==== GIVEN ENTRIES
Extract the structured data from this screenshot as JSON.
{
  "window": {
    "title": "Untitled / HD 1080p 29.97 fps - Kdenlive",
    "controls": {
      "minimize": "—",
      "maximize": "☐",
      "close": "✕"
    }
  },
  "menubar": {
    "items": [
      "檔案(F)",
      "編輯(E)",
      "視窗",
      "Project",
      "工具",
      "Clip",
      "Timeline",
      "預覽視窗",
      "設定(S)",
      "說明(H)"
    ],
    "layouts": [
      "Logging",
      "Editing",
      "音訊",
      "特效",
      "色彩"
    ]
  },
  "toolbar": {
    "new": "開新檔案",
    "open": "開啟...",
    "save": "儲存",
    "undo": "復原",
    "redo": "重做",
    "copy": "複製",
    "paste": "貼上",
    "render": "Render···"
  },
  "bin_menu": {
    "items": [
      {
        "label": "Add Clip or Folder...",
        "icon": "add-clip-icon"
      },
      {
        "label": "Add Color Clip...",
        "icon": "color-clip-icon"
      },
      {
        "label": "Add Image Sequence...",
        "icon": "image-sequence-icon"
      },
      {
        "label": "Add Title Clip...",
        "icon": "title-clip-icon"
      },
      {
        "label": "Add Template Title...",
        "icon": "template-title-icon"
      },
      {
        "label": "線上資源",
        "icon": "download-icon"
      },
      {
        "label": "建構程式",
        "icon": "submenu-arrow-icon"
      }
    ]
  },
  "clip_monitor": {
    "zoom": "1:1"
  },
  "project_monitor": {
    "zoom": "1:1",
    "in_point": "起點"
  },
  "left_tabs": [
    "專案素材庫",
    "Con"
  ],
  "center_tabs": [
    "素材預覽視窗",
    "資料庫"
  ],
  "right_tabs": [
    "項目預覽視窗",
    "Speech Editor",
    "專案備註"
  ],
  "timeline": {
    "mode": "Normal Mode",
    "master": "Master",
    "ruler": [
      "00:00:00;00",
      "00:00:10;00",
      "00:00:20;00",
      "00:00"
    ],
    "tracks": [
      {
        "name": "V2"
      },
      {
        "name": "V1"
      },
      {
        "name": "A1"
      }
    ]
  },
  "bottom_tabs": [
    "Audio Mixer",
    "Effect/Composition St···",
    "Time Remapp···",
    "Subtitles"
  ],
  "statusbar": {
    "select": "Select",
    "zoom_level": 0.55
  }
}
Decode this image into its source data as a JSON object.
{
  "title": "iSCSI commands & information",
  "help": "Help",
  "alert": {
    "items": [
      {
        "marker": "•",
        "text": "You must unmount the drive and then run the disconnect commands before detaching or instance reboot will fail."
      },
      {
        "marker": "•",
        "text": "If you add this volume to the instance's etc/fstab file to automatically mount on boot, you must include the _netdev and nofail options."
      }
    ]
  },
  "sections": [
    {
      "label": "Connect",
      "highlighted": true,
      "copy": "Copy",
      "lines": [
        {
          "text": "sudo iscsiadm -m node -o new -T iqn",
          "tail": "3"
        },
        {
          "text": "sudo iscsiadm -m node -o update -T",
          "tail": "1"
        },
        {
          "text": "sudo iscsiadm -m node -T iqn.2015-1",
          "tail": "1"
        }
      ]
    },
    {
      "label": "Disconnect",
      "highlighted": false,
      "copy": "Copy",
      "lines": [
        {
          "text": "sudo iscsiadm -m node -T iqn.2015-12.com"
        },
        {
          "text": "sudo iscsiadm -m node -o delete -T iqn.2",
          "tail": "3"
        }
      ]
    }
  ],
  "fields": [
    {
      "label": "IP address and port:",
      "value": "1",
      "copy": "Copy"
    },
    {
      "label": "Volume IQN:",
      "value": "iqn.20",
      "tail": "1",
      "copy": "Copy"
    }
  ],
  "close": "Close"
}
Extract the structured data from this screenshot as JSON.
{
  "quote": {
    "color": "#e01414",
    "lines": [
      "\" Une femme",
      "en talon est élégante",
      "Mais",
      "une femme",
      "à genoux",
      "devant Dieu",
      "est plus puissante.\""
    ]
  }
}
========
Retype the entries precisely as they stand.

Extract the structured data from this screenshot as JSON.
{
  "window": {
    "title": "Untitled / HD 1080p 29.97 fps - Kdenlive",
    "controls": {
      "minimize": "—",
      "maximize": "☐",
      "close": "✕"
    }
  },
  "menubar": {
    "items": [
      "檔案(F)",
      "編輯(E)",
      "視窗",
      "Project",
      "工具",
      "Clip",
      "Timeline",
      "預覽視窗",
      "設定(S)",
      "說明(H)"
    ],
    "layouts": [
      "Logging",
      "Editing",
      "音訊",
      "特效",
      "色彩"
    ]
  },
  "toolbar": {
    "new": "開新檔案",
    "open": "開啟...",
    "save": "儲存",
    "undo": "復原",
    "redo": "重做",
    "copy": "複製",
    "paste": "貼上",
    "render": "Render···"
  },
  "bin_menu": {
    "items": [
      {
        "label": "Add Clip or Folder...",
        "icon": "add-clip-icon"
      },
      {
        "label": "Add Color Clip...",
        "icon": "color-clip-icon"
      },
      {
        "label": "Add Image Sequence...",
        "icon": "image-sequence-icon"
      },
      {
        "label": "Add Title Clip...",
        "icon": "title-clip-icon"
      },
      {
        "label": "Add Template Title...",
        "icon": "template-title-icon"
      },
      {
        "label": "線上資源",
        "icon": "download-icon"
      },
      {
        "label": "建構程式",
        "icon": "submenu-arrow-icon"
      }
    ]
  },
  "clip_monitor": {
    "zoom": "1:1"
  },
  "project_monitor": {
    "zoom": "1:1",
    "in_point": "起點"
  },
  "left_tabs": [
    "專案素材庫",
    "Con"
  ],
  "center_tabs": [
    "素材預覽視窗",
    "資料庫"
  ],
  "right_tabs": [
    "項目預覽視窗",
    "Speech Editor",
    "專案備註"
  ],
  "timeline": {
    "mode": "Normal Mode",
    "master": "Master",
    "ruler": [
      "00:00:00;00",
      "00:00:10;00",
      "00:00:20;00",
      "00:00"
    ],
    "tracks": [
      {
        "name": "V2"
      },
      {
        "name": "V1"
      },
      {
        "name": "A1"
      }
    ]
  },
  "bottom_tabs": [
    "Audio Mixer",
    "Effect/Composition St···",
    "Time Remapp···",
    "Subtitles"
  ],
  "statusbar": {
    "select": "Select",
    "zoom_level": 0.55
  }
}
Decode this image into its source data as a JSON object.
{
  "title": "iSCSI commands & information",
  "help": "Help",
  "alert": {
    "items": [
      {
        "marker": "•",
        "text": "You must unmount the drive and then run the disconnect commands before detaching or instance reboot will fail."
      },
      {
        "marker": "•",
        "text": "If you add this volume to the instance's etc/fstab file to automatically mount on boot, you must include the _netdev and nofail options."
      }
    ]
  },
  "sections": [
    {
      "label": "Connect",
      "highlighted": true,
      "copy": "Copy",
      "lines": [
        {
          "text": "sudo iscsiadm -m node -o new -T iqn",
          "tail": "3"
        },
        {
          "text": "sudo iscsiadm -m node -o update -T",
          "tail": "1"
        },
        {
          "text": "sudo iscsiadm -m node -T iqn.2015-1",
          "tail": "1"
        }
      ]
    },
    {
      "label": "Disconnect",
      "highlighted": false,
      "copy": "Copy",
      "lines": [
        {
          "text": "sudo iscsiadm -m node -T iqn.2015-12.com"
        },
        {
          "text": "sudo iscsiadm -m node -o delete -T iqn.2",
          "tail": "3"
        }
      ]
    }
  ],
  "fields": [
    {
      "label": "IP address and port:",
      "value": "1",
      "copy": "Copy"
    },
    {
      "label": "Volume IQN:",
      "value": "iqn.20",
      "tail": "1",
      "copy": "Copy"
    }
  ],
  "close": "Close"
}
Extract the structured data from this screenshot as JSON.
{
  "quote": {
    "color": "#e01414",
    "lines": [
      "\" Une femme",
      "en talon est élégante",
      "Mais",
      "une femme",
      "à genoux",
      "devant Dieu",
      "est plus puissante.\""
    ]
  }
}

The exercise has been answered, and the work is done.